Rock Newman, one of the major political players in Washington during the 1990s, is back in town and attracted a powerful group of elected officials to the launch of his new radio program Feb. 23 at a small studio in Southeast Washington.

Those who took to the microphone to participate in the first Rock Newman Show included former D.C. mayors Marion Barry, now a council member in Ward 8, and Anthony Williams; D.C. Shadow Senator Paul Strauss; Prince George’s County Executive Rushern L. Baker IV; and one of his predecessors, Wayne K. Curry, the first African-American elected county executive in Prince George’s County. Former Mayor Sharon Pratt phoned in. Current Mayor Vincent Gray pre-recorded a message to Newman’s listeners.

“You are the only person I know who can get us all together,” Barry said, as the panelists gathered at the We Act Radio studio in Anacostia.
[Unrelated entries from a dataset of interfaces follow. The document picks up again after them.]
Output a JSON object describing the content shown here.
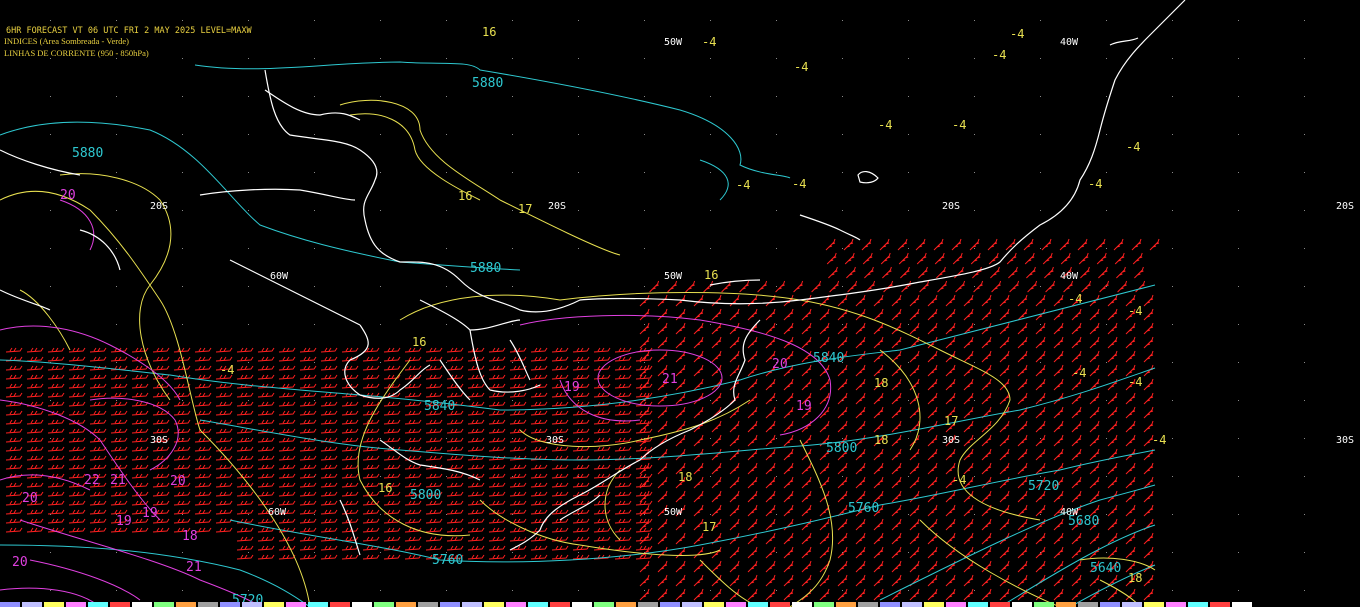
{
  "header": {
    "line1": "6HR FORECAST    VT 06 UTC FRI 2 MAY 2025    LEVEL=MAXW",
    "line2": "INDICES (Area Sombreada - Verde)",
    "line3": "LINHAS DE CORRENTE (950 - 850hPa)"
  },
  "colors": {
    "background": "#000000",
    "coast": "#ffffff",
    "geopotential": "#2ec8d0",
    "index_yellow": "#e8e050",
    "index_magenta": "#e040e0",
    "wind_barbs": "#ff2020",
    "header_text": "#e8d040"
  },
  "grid_labels": {
    "lon_50w": "50W",
    "lon_40w": "40W",
    "lon_60w": "60W",
    "lat_20s": "20S",
    "lat_30s": "30S"
  },
  "geopotential_labels": [
    "5880",
    "5880",
    "5880",
    "5840",
    "5840",
    "5800",
    "5800",
    "5760",
    "5760",
    "5720",
    "5720",
    "5680",
    "5640"
  ],
  "yellow_labels": [
    "16",
    "16",
    "16",
    "16",
    "16",
    "17",
    "17",
    "17",
    "18",
    "18",
    "18",
    "18",
    "-4",
    "-4",
    "-4",
    "-4",
    "-4",
    "-4",
    "-4",
    "-4",
    "-4",
    "-4",
    "-4",
    "-4",
    "-4",
    "-4",
    "-4",
    "-4",
    "-4"
  ],
  "magenta_labels": [
    "19",
    "21",
    "20",
    "19",
    "20",
    "21",
    "20",
    "19",
    "19",
    "20",
    "22",
    "21",
    "20",
    "18"
  ]
}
Newman, a millionaire, lived in Las Vegas for eight years before returning to the District. He grew up in Prince George’s County and has been an influential figure in D.C. politics. In the mid-1990s, he was instrumental in organizing Barry’s comeback to the mayor’s office after Barry was jailed in connection with an FBI investigation into his drug use. In 1998, Newman endorsed Williams, then the city’s chief financial officer, for mayor. At the time, residents viewed Williams as a numbers cruncher who lacked passion for working people. Newman’s endorsement offered a strong boost to the campaign.

Now, Newman is returning with a radio show. He promised his audience to use as his “energy and voice” to offer insight and information that will improve the quality of life for District residents. The show is scheduled to air on Saturdays from 9 a.m. to noon on WPWC 1480 AM. Besides politicians, Saturday’s show featured civil rights activist Dick Gregory, Lorenzo Creighton of MGM Resorts International, the first African American to be named president of a major Las Vegas casino resort and Judge Greg Mathis, of television fame, who talked to Newman by phone.
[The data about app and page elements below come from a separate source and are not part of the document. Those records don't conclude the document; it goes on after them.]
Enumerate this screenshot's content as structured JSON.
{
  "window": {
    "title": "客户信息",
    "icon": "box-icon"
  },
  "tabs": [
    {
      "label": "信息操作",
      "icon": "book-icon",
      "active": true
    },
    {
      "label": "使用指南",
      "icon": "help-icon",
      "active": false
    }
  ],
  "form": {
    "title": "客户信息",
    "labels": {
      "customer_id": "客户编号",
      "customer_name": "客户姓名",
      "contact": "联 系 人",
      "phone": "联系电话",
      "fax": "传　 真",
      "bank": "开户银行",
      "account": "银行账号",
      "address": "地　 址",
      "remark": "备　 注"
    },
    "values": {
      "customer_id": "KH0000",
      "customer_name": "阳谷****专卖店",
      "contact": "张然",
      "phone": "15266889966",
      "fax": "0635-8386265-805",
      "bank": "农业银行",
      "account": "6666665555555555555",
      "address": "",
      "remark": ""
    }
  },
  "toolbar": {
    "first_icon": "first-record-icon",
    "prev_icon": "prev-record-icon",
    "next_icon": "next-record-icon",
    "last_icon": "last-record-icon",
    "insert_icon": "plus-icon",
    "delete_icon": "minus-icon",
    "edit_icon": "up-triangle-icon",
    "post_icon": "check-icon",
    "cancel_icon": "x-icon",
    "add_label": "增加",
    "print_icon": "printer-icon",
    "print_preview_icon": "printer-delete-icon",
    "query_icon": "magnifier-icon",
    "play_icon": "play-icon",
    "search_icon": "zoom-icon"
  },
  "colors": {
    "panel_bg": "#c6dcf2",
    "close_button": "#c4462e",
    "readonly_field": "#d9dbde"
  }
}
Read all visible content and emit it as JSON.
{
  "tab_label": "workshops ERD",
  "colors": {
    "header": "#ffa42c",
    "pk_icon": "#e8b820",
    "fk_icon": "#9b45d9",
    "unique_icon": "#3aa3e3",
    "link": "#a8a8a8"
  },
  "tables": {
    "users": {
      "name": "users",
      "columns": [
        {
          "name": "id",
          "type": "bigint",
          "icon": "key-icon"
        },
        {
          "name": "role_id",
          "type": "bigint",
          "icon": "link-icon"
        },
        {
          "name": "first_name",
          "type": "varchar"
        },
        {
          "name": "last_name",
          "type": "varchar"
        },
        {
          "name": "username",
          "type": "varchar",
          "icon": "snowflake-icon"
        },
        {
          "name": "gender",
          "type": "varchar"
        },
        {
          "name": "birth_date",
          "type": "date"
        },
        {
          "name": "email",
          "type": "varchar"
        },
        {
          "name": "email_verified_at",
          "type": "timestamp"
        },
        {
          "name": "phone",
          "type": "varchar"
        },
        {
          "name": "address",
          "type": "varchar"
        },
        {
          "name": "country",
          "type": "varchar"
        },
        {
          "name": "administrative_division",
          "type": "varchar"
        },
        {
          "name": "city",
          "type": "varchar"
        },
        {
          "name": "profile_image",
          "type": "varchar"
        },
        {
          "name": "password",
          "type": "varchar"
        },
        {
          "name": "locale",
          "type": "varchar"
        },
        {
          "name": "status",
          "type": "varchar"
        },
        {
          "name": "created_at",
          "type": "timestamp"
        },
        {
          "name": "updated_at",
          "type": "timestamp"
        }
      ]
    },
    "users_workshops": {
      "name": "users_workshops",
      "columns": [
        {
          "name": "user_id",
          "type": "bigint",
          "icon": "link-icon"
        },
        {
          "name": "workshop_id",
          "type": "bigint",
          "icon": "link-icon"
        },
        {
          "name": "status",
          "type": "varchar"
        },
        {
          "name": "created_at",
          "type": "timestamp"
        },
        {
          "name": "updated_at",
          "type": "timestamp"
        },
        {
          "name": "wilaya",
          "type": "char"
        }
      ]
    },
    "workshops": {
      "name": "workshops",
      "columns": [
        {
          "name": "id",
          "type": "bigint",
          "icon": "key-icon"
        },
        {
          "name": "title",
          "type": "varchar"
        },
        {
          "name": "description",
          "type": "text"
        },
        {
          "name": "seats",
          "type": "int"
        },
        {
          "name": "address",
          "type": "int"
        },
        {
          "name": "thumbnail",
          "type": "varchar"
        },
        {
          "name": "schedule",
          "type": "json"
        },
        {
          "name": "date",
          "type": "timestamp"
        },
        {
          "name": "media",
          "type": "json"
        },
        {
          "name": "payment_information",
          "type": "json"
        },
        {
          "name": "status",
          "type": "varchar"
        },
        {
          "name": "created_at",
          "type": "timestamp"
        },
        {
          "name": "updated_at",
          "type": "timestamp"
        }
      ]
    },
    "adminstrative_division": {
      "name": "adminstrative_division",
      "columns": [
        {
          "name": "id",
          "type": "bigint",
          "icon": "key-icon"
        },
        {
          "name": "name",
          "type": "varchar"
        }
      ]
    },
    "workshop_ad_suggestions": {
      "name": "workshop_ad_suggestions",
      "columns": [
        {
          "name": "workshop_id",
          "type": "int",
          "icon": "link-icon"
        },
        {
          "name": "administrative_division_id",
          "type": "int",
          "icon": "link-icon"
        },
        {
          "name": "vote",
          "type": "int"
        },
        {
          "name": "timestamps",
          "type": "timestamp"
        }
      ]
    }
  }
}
“This is going to be the best three hours of radio,” Newman said repeatedly during the Feb. 23 broadcast. “The name of the radio station is ‘We Act.’ My voice is intended to get people to act.”
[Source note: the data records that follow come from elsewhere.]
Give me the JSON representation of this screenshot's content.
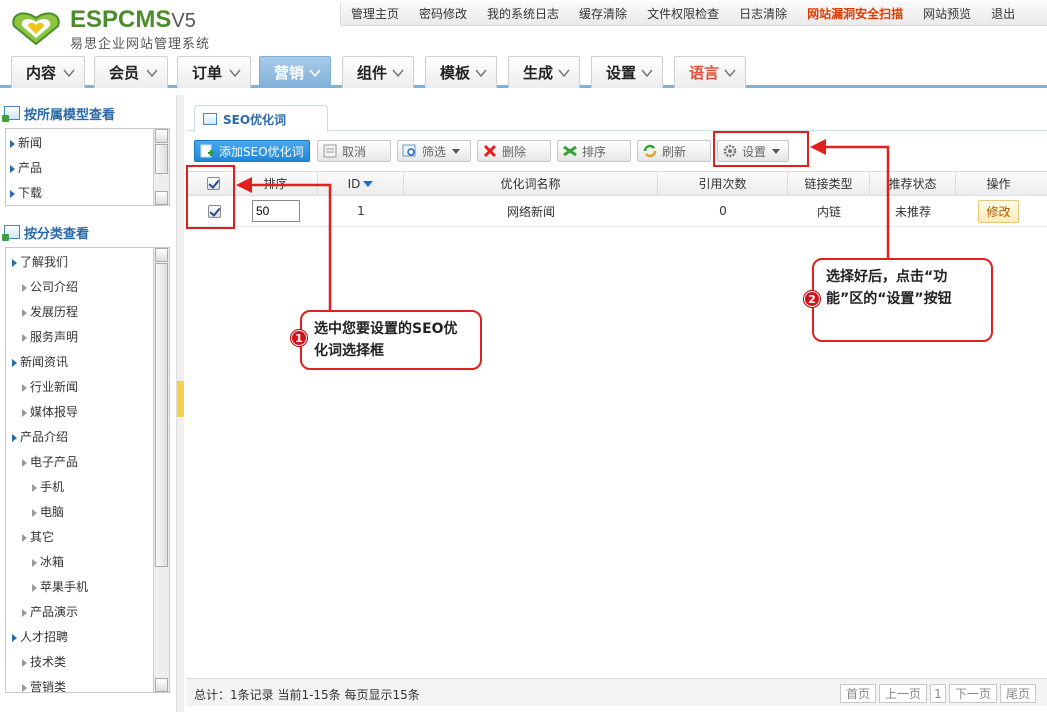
{
  "brand": {
    "logo_main": "ESPCMS",
    "logo_version": "V5",
    "subtitle": "易思企业网站管理系统"
  },
  "topnav": [
    {
      "label": "管理主页"
    },
    {
      "label": "密码修改"
    },
    {
      "label": "我的系统日志"
    },
    {
      "label": "缓存清除"
    },
    {
      "label": "文件权限检查"
    },
    {
      "label": "日志清除"
    },
    {
      "label": "网站漏洞安全扫描"
    },
    {
      "label": "网站预览"
    },
    {
      "label": "退出"
    }
  ],
  "menu": [
    {
      "label": "内容"
    },
    {
      "label": "会员"
    },
    {
      "label": "订单"
    },
    {
      "label": "营销"
    },
    {
      "label": "组件"
    },
    {
      "label": "模板"
    },
    {
      "label": "生成"
    },
    {
      "label": "设置"
    },
    {
      "label": "语言"
    }
  ],
  "sidebar": {
    "model_title": "按所属模型查看",
    "models": [
      {
        "label": "新闻"
      },
      {
        "label": "产品"
      },
      {
        "label": "下载"
      }
    ],
    "category_title": "按分类查看",
    "categories": [
      {
        "label": "了解我们"
      },
      {
        "label": "公司介绍"
      },
      {
        "label": "发展历程"
      },
      {
        "label": "服务声明"
      },
      {
        "label": "新闻资讯"
      },
      {
        "label": "行业新闻"
      },
      {
        "label": "媒体报导"
      },
      {
        "label": "产品介绍"
      },
      {
        "label": "电子产品"
      },
      {
        "label": "手机"
      },
      {
        "label": "电脑"
      },
      {
        "label": "其它"
      },
      {
        "label": "冰箱"
      },
      {
        "label": "苹果手机"
      },
      {
        "label": "产品演示"
      },
      {
        "label": "人才招聘"
      },
      {
        "label": "技术类"
      },
      {
        "label": "营销类"
      }
    ]
  },
  "tab": {
    "label": "SEO优化词"
  },
  "toolbar": {
    "add": "添加SEO优化词",
    "cancel": "取消",
    "filter": "筛选",
    "delete": "删除",
    "sort": "排序",
    "refresh": "刷新",
    "settings": "设置"
  },
  "table": {
    "headers": {
      "sort": "排序",
      "id": "ID",
      "name": "优化词名称",
      "count": "引用次数",
      "link_type": "链接类型",
      "recommend": "推荐状态",
      "action": "操作"
    },
    "rows": [
      {
        "sort": "50",
        "id": "1",
        "name": "网络新闻",
        "count": "0",
        "link_type": "内链",
        "recommend": "未推荐",
        "action": "修改"
      }
    ]
  },
  "footer": {
    "summary": "总计：1条记录 当前1-15条 每页显示15条",
    "first": "首页",
    "prev": "上一页",
    "page": "1",
    "next": "下一页",
    "last": "尾页"
  },
  "annotations": {
    "step1_num": "1",
    "step1_text": "选中您要设置的SEO优化词选择框",
    "step2_num": "2",
    "step2_text": "选择好后，点击“功能”区的“设置”按钮"
  },
  "colors": {
    "accent": "#7fb0d8",
    "annotation": "#e0201f",
    "brand_green": "#4a8d2a"
  }
}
Those who passed through the studio were treated to fried chicken, macaroni and cheese and green beans, which were served up with tough questions and friendly debate.

Among Newman’s questions: Will the Redskins move from Prince George’s County back to the District? Will District residents get statehood? Did Barry beat Williams in tennis?

“Ask him,” Barry quipped, as a smiling Williams sat beside him. “It was a whooping.”

The more serious questions, “What about the stadium and statehood?” remained unanswered.

Curry told the audience the two municipalities need to work together for the good of projects that create jobs for residents of the city and the county. Pratt echoed, saying Prince George’s County and the District need to form a strategic partnership; D.C. has the cash and Prince George’s has the land. Together, she said, and with a broader vision, they can create a successful economic partnership.

Barry, in his trademark straight-no-chaser style, said he doubted the Redskins would return to the city.

While Baker said much of the growth in the area is in Prince George’s County, he said the goal should be to make this “a seamless urban area.”

There also was some unity among Newman’s guests on whether they would like to see the District as the 51st state.

Newman told the audience that District residents have died in wars and paid taxes without representation on Capitol Hill “for too long.”

“It’s an absurdity,” he said. “This is the nation’s capital and we don’t have democracy being practiced.”

Strauss urged residents to continue the fight. Baker said he supports statehood. “Rome is D.C. and if Rome falls down, we (Prince George’s County) are affected,” he said.

After the show, Curry said it was important for the guests to participate in Newman’s program.

“It’s a wonderful opportunity for those of us who have history to come together and symbolize by our careers that we can do things,” he said. “People need to see the energy that we stimulate.”

Yolanda Woodlee

Special to the AFRO